On Baylor’s "Legally Blond": substance v. appearance

I spent a delightful Sunday afternoon at Baylor’s theater watching a very strange musical that often seemed more a documentary than a satirical parody of sorority/college life. The book for this sprightly musical was actually much deeper than it appeared on the surface, serving as a self-referential trope for the show’s main them–substance versus appearance. Marilyn or Jackie? All of these young characters are struggling with how their appearance dictates how they are received by others, and the title character, Elle, struggles with her budding intellect which seems to clash with her obsession with her appearance, her clothing, and her social life. Dumped by her long-time boyfriend, she mounts a major attack on getting into Harvard Law. The cast of thousands, energetic singers and dancers, lights up the stage with more energy and verve than a late summer hurricane, keeping the audience awake and the story moving along. What makes this story so interesting is its ability to recognize and reaffirm everyone’s obsession with outward appearance whether they are cheerleaders, college admissions directors, or hairdressers.
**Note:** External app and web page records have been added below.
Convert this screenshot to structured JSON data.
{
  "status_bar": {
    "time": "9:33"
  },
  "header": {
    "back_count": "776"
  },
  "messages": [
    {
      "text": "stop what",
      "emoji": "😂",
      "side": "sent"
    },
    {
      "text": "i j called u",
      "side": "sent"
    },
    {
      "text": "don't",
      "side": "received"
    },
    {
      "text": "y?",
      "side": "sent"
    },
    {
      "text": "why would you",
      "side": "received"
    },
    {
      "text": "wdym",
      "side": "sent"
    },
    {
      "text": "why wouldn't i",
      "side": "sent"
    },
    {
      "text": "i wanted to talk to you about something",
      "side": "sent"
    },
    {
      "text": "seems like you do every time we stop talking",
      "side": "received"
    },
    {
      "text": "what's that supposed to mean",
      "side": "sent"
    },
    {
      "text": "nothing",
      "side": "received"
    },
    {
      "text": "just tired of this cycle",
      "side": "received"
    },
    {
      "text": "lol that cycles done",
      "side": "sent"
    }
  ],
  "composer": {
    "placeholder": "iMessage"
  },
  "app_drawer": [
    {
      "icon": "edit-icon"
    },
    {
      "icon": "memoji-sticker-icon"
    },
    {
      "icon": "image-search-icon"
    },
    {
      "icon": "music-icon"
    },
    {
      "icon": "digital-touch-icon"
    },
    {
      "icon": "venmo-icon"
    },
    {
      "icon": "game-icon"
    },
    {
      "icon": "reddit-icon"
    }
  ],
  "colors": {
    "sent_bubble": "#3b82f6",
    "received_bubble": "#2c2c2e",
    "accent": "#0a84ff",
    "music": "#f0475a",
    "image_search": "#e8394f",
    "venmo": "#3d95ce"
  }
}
LB is a coming-of-age story of a post-postmodern woman who has majored in the ultimate post-postmodern major–fashion merchandising. At once she is both a sunny trope for a lite California consumer society and a darkly reactionary conservative ’50’s style society in which Ozzie and Harriet are still in vogue, trading all of her dreams and intellectual pursuits for a “ring by spring,” only to have her dreams crushed by a shallow and superficial man who needs someone “less Marilyn and more Jackie,” diametrically opposed female figures from the fifties and early sixties. Elle’s coming of age is a painful intellectual journey in which she must travel away from herself, deny her inner-self and try to simulate “a more serious person.” When she finally chooses to embrace her true self, she also rejects her old boyfriend. When she finally realizes she has value as an independent person with her own agency, she can finally put behind her the disappointment and sadness of her failed relationship. Though this is a comedy, there are dark shadows that hover about the action–judging people strictly by the way they look, sexual harassment, predetermined sexual stereotypes, cynical Black Friday consumerism, women as objects, rampant sexism, and a pervasive growing secularism. The tragedy framed within this comedy is the death of real substance, which is quickly being replaced by blatant consumerism and secular materialism. The enthusiastic good humor of the cast often clashes violently with the darker messages they are singing about. Yet, Elle (a superb Sarah Beard whose comic genius really pulls together the entire production) and her friends are most certainly post-modern, facing the cognitive vacuity of their own superficial lives with a smile on their faces and song in their hearts. The supporting cast handled their straight lines with the appropriate deadpan deliveries that made the audience believe them and the comedy work. Hats off to Stan Denman for a highly charged, (almost too) daring, well-paced professional production of a challenging play. Keeping all of those cast members sufficiently reined in to avoid total chaos on stage must have been a challenge. Special mention needs to go to the lighting engineers and the musical directors who showed that the devil is in the details, not in the Prada.